Fuel cells? A wonderful solution, but even more speculative than battery-electrics at this point.
Back To Reality
What is changing are the supporting systems around the current engines. So far the biggest success has been electronic ignition. In the E/A-B world some form of electronic ignition with variable timing is certainly mainstream in today’s completions; a decade from now they should have all but taken over save for the certified (read “antique”) market.
Next up is electronic fuel injection, meaning electronic engine management. Good systems are already available and gaining market share by the day. After decades of driving EFI cars people understand EFI’s advantages and are ready for the fuel savings. Yes, once the early adopters are on board, we might still see some “mass” market resistance and resulting hardware changes as single-point failure fuel systems are inherently less tolerant of sloppy installation than dual ignitions, but clearly EFI is the future.

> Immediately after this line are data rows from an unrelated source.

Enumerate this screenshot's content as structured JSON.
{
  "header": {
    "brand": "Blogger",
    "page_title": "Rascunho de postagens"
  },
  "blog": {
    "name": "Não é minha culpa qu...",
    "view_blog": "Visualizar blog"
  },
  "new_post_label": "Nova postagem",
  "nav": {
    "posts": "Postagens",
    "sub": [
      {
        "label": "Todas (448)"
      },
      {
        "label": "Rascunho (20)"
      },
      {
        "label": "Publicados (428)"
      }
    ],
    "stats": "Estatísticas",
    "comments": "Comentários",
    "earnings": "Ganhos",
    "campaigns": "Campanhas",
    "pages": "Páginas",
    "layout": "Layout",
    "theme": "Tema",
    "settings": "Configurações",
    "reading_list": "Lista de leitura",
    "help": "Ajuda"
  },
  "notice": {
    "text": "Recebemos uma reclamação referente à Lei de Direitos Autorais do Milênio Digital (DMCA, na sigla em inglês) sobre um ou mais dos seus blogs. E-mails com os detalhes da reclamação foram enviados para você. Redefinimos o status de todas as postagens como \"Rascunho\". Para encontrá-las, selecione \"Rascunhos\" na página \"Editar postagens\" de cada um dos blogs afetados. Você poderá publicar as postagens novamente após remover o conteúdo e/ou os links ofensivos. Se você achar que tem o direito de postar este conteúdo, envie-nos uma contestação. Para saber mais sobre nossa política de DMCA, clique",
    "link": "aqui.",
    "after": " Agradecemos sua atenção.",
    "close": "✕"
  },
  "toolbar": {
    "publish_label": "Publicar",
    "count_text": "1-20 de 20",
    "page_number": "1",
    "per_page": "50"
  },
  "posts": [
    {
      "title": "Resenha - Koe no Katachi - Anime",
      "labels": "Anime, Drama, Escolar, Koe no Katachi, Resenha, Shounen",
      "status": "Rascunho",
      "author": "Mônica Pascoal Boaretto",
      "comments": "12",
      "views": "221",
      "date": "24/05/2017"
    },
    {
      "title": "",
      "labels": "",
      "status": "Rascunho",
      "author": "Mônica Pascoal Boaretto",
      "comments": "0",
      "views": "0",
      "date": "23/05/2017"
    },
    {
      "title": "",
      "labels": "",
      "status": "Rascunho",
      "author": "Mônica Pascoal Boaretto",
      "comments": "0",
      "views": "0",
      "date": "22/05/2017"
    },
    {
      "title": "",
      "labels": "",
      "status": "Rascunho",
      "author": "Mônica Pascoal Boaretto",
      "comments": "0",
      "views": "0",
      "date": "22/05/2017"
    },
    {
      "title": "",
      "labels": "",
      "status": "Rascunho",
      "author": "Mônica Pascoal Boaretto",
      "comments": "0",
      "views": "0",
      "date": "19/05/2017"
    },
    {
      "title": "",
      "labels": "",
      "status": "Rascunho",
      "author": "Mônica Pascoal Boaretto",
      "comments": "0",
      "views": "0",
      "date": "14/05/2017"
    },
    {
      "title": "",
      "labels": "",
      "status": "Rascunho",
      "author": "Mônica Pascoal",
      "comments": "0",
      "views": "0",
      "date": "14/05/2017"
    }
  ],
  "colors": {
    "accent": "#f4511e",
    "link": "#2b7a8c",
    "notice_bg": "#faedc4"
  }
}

With electronic engine management must also come a no-excuses robustness in electrical systems. Electrically powered, electronically controlled fuel and ignition systems are wholly dependent on the free flow of electrons, so only the best in electrical system design and execution will do. This seems an open area in engine accessories for the entrepreneur to address with kit-like dual alternator, harness and battery offerings.
As for the core engines, expect to see the growing marginalization of anything not a four-cylinder Lycoming. Otherwise fine engines such as Continental’s IO-360 six-cylinder have already bowed to the lower initial cost, lower rebuild cost and reduced weight of the stone-simple Lycoming. Even the Continental factory builds their own version of the Lyc, which is like Ford cloning Chevy engines, and this trend will continue until builders diversify from the RV family. Not likely.
Of course, there are always niche markets within niche markets, and some of these might blossom. The late-model Chevy V-8 has proven itself durable, powerful and financially viable for aviation duty, and it could yet have its moment in the high-power market for those wanting to explore liquid cooling and narrow cowlings. Small, modern auto engines are also good aviation candidates in the lesser-power ranks. In fact, as auto engines have essentially reached perfection for cars, perhaps a greater number could be used in light-duty aircraft. But that’s a very complex subject for another day.
Finally, however improbable, what if small plane propulsion is taken over by someone outside the U.S.? China is the only viable entity, and a host of thunderclouds stand between red, white and blue Lycomings and a $19,000 crate from overseas. Still, American V-8 hot rodders went to Chinese rods and cranks 25 years ago; Continental is already Chinese owned and building Lycoming clones. Again, our market is too small to matter, but if the Chinese get serious about engines for their domestic needs, it wouldn’t be anything to ship engines here.
Photos: Tom Wilson.